Element data from apps and pages
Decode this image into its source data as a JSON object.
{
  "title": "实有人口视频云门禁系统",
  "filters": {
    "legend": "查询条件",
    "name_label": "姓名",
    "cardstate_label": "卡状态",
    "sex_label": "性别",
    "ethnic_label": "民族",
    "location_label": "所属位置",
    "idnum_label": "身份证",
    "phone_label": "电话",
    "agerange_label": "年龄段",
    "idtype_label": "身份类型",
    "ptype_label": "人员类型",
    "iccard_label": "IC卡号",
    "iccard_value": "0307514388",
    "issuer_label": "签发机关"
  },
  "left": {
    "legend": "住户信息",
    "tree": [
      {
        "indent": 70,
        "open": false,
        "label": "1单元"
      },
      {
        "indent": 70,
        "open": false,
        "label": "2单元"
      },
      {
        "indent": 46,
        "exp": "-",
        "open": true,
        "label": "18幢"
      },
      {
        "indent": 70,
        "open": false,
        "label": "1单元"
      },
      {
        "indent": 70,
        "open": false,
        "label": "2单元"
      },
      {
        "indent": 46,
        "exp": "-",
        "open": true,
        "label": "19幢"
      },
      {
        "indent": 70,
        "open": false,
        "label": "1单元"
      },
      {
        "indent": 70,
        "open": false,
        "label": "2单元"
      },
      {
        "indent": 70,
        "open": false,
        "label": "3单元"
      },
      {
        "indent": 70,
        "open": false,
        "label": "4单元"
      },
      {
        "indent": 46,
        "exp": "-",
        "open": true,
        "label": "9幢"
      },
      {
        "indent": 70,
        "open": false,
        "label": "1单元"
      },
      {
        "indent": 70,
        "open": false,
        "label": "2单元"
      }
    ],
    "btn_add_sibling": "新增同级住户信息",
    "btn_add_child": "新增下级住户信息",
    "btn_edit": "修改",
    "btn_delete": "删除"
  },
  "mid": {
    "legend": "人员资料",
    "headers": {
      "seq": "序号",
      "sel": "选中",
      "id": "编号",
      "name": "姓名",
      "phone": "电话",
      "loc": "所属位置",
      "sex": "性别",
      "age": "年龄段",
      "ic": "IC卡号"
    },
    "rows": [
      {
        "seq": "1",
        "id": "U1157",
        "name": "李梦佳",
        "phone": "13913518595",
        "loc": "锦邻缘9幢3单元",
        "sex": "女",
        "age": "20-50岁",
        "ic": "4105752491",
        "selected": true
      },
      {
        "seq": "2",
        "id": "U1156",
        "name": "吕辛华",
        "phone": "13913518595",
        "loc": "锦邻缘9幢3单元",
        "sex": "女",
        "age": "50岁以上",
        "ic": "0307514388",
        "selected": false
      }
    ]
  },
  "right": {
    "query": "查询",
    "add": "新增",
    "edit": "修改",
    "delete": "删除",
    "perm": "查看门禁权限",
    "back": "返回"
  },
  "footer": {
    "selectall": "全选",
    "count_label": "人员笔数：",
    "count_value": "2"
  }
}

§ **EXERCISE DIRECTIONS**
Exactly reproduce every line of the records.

§ **TASK RESULT**
Decode this image into its source data as a JSON object.
{
  "title": "实有人口视频云门禁系统",
  "filters": {
    "legend": "查询条件",
    "name_label": "姓名",
    "cardstate_label": "卡状态",
    "sex_label": "性别",
    "ethnic_label": "民族",
    "location_label": "所属位置",
    "idnum_label": "身份证",
    "phone_label": "电话",
    "agerange_label": "年龄段",
    "idtype_label": "身份类型",
    "ptype_label": "人员类型",
    "iccard_label": "IC卡号",
    "iccard_value": "0307514388",
    "issuer_label": "签发机关"
  },
  "left": {
    "legend": "住户信息",
    "tree": [
      {
        "indent": 70,
        "open": false,
        "label": "1单元"
      },
      {
        "indent": 70,
        "open": false,
        "label": "2单元"
      },
      {
        "indent": 46,
        "exp": "-",
        "open": true,
        "label": "18幢"
      },
      {
        "indent": 70,
        "open": false,
        "label": "1单元"
      },
      {
        "indent": 70,
        "open": false,
        "label": "2单元"
      },
      {
        "indent": 46,
        "exp": "-",
        "open": true,
        "label": "19幢"
      },
      {
        "indent": 70,
        "open": false,
        "label": "1单元"
      },
      {
        "indent": 70,
        "open": false,
        "label": "2单元"
      },
      {
        "indent": 70,
        "open": false,
        "label": "3单元"
      },
      {
        "indent": 70,
        "open": false,
        "label": "4单元"
      },
      {
        "indent": 46,
        "exp": "-",
        "open": true,
        "label": "9幢"
      },
      {
        "indent": 70,
        "open": false,
        "label": "1单元"
      },
      {
        "indent": 70,
        "open": false,
        "label": "2单元"
      }
    ],
    "btn_add_sibling": "新增同级住户信息",
    "btn_add_child": "新增下级住户信息",
    "btn_edit": "修改",
    "btn_delete": "删除"
  },
  "mid": {
    "legend": "人员资料",
    "headers": {
      "seq": "序号",
      "sel": "选中",
      "id": "编号",
      "name": "姓名",
      "phone": "电话",
      "loc": "所属位置",
      "sex": "性别",
      "age": "年龄段",
      "ic": "IC卡号"
    },
    "rows": [
      {
        "seq": "1",
        "id": "U1157",
        "name": "李梦佳",
        "phone": "13913518595",
        "loc": "锦邻缘9幢3单元",
        "sex": "女",
        "age": "20-50岁",
        "ic": "4105752491",
        "selected": true
      },
      {
        "seq": "2",
        "id": "U1156",
        "name": "吕辛华",
        "phone": "13913518595",
        "loc": "锦邻缘9幢3单元",
        "sex": "女",
        "age": "50岁以上",
        "ic": "0307514388",
        "selected": false
      }
    ]
  },
  "right": {
    "query": "查询",
    "add": "新增",
    "edit": "修改",
    "delete": "删除",
    "perm": "查看门禁权限",
    "back": "返回"
  },
  "footer": {
    "selectall": "全选",
    "count_label": "人员笔数：",
    "count_value": "2"
  }
}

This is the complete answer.